**Problem:**
Write out the entries below exactly as they stand. Skip every image.

(Collected data)
* * * * *

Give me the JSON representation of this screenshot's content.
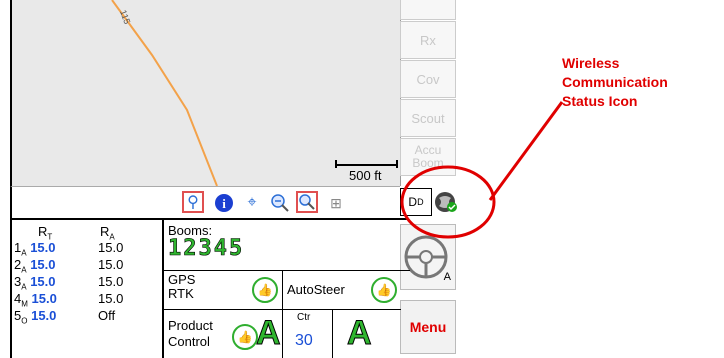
{
  "map": {
    "road_label": "115",
    "scale_text": "500 ft"
  },
  "sidebar": {
    "buttons": [
      {
        "label": "Rx"
      },
      {
        "label": "Cov"
      },
      {
        "label": "Scout"
      },
      {
        "label": "Accu Boom"
      }
    ],
    "menu_label": "Menu",
    "steering_sub": "A"
  },
  "toolbar": {
    "icons": [
      "guidance-icon",
      "info-icon",
      "center-target-icon",
      "zoom-out-icon",
      "zoom-in-icon",
      "grid-view-icon"
    ]
  },
  "status_icons": {
    "dd_label": "D",
    "dd_sub": "D"
  },
  "rates": {
    "header_rt": "R",
    "header_rt_sub": "T",
    "header_ra": "R",
    "header_ra_sub": "A",
    "rows": [
      {
        "num": "1",
        "sub": "A",
        "rt": "15.0",
        "ra": "15.0"
      },
      {
        "num": "2",
        "sub": "A",
        "rt": "15.0",
        "ra": "15.0"
      },
      {
        "num": "3",
        "sub": "A",
        "rt": "15.0",
        "ra": "15.0"
      },
      {
        "num": "4",
        "sub": "M",
        "rt": "15.0",
        "ra": "15.0"
      },
      {
        "num": "5",
        "sub": "O",
        "rt": "15.0",
        "ra": "Off"
      }
    ]
  },
  "booms": {
    "label": "Booms:",
    "values": "12345"
  },
  "gps": {
    "line1": "GPS",
    "line2": "RTK"
  },
  "autosteer": {
    "label": "AutoSteer"
  },
  "product": {
    "line1": "Product",
    "line2": "Control"
  },
  "ctr": {
    "label": "Ctr",
    "value": "30",
    "left_A": "A",
    "right_A": "A"
  },
  "annotation": {
    "line1": "Wireless",
    "line2": "Communication",
    "line3": "Status Icon"
  },
  "colors": {
    "accent_red": "#e00000",
    "rate_blue": "#1a4fd6",
    "boom_green": "#2fb52f",
    "road_orange": "#f3a24a"
  }
}
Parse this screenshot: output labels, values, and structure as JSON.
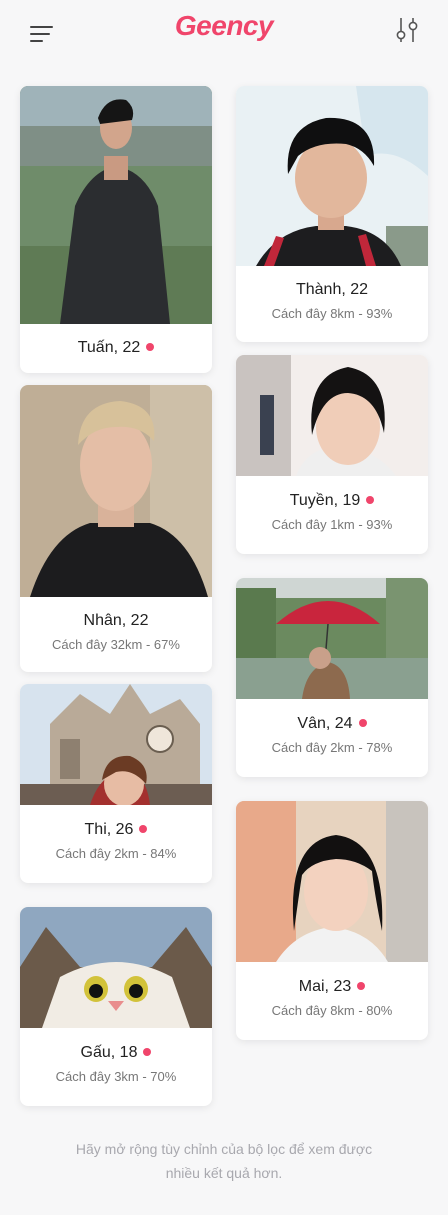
{
  "header": {
    "logo": "Geency",
    "menu_icon": "hamburger-menu-icon",
    "filter_icon": "filter-sliders-icon"
  },
  "colors": {
    "accent": "#f0456b",
    "background": "#f7f7f8"
  },
  "profiles": [
    {
      "name": "Tuấn, 22",
      "online": true
    },
    {
      "name": "Thành, 22",
      "distance": "Cách đây 8km - 93%",
      "online": false
    },
    {
      "name": "Nhân, 22",
      "distance": "Cách đây 32km - 67%",
      "online": false
    },
    {
      "name": "Tuyền, 19",
      "distance": "Cách đây 1km - 93%",
      "online": true
    },
    {
      "name": "Vân, 24",
      "distance": "Cách đây 2km - 78%",
      "online": true
    },
    {
      "name": "Thi, 26",
      "distance": "Cách đây 2km - 84%",
      "online": true
    },
    {
      "name": "Mai, 23",
      "distance": "Cách đây 8km - 80%",
      "online": true
    },
    {
      "name": "Gấu, 18",
      "distance": "Cách đây 3km - 70%",
      "online": true
    }
  ],
  "footer_note": "Hãy mở rộng tùy chỉnh của bộ lọc để xem được nhiều kết quả hơn."
}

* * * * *

**Result:**
Give me the JSON representation of this screenshot's content.
{
  "map": {
    "road_label": "115",
    "scale_text": "500 ft"
  },
  "sidebar": {
    "buttons": [
      {
        "label": "Rx"
      },
      {
        "label": "Cov"
      },
      {
        "label": "Scout"
      },
      {
        "label": "Accu Boom"
      }
    ],
    "menu_label": "Menu",
    "steering_sub": "A"
  },
  "toolbar": {
    "icons": [
      "guidance-icon",
      "info-icon",
      "center-target-icon",
      "zoom-out-icon",
      "zoom-in-icon",
      "grid-view-icon"
    ]
  },
  "status_icons": {
    "dd_label": "D",
    "dd_sub": "D"
  },
  "rates": {
    "header_rt": "R",
    "header_rt_sub": "T",
    "header_ra": "R",
    "header_ra_sub": "A",
    "rows": [
      {
        "num": "1",
        "sub": "A",
        "rt": "15.0",
        "ra": "15.0"
      },
      {
        "num": "2",
        "sub": "A",
        "rt": "15.0",
        "ra": "15.0"
      },
      {
        "num": "3",
        "sub": "A",
        "rt": "15.0",
        "ra": "15.0"
      },
      {
        "num": "4",
        "sub": "M",
        "rt": "15.0",
        "ra": "15.0"
      },
      {
        "num": "5",
        "sub": "O",
        "rt": "15.0",
        "ra": "Off"
      }
    ]
  },
  "booms": {
    "label": "Booms:",
    "values": "12345"
  },
  "gps": {
    "line1": "GPS",
    "line2": "RTK"
  },
  "autosteer": {
    "label": "AutoSteer"
  },
  "product": {
    "line1": "Product",
    "line2": "Control"
  },
  "ctr": {
    "label": "Ctr",
    "value": "30",
    "left_A": "A",
    "right_A": "A"
  },
  "annotation": {
    "line1": "Wireless",
    "line2": "Communication",
    "line3": "Status Icon"
  },
  "colors": {
    "accent_red": "#e00000",
    "rate_blue": "#1a4fd6",
    "boom_green": "#2fb52f",
    "road_orange": "#f3a24a"
  }
}
Parse this screenshot: output labels, values, and structure as JSON.
{
  "header": {
    "logo": "Geency",
    "menu_icon": "hamburger-menu-icon",
    "filter_icon": "filter-sliders-icon"
  },
  "colors": {
    "accent": "#f0456b",
    "background": "#f7f7f8"
  },
  "profiles": [
    {
      "name": "Tuấn, 22",
      "online": true
    },
    {
      "name": "Thành, 22",
      "distance": "Cách đây 8km - 93%",
      "online": false
    },
    {
      "name": "Nhân, 22",
      "distance": "Cách đây 32km - 67%",
      "online": false
    },
    {
      "name": "Tuyền, 19",
      "distance": "Cách đây 1km - 93%",
      "online": true
    },
    {
      "name": "Vân, 24",
      "distance": "Cách đây 2km - 78%",
      "online": true
    },
    {
      "name": "Thi, 26",
      "distance": "Cách đây 2km - 84%",
      "online": true
    },
    {
      "name": "Mai, 23",
      "distance": "Cách đây 8km - 80%",
      "online": true
    },
    {
      "name": "Gấu, 18",
      "distance": "Cách đây 3km - 70%",
      "online": true
    }
  ],
  "footer_note": "Hãy mở rộng tùy chỉnh của bộ lọc để xem được nhiều kết quả hơn."
}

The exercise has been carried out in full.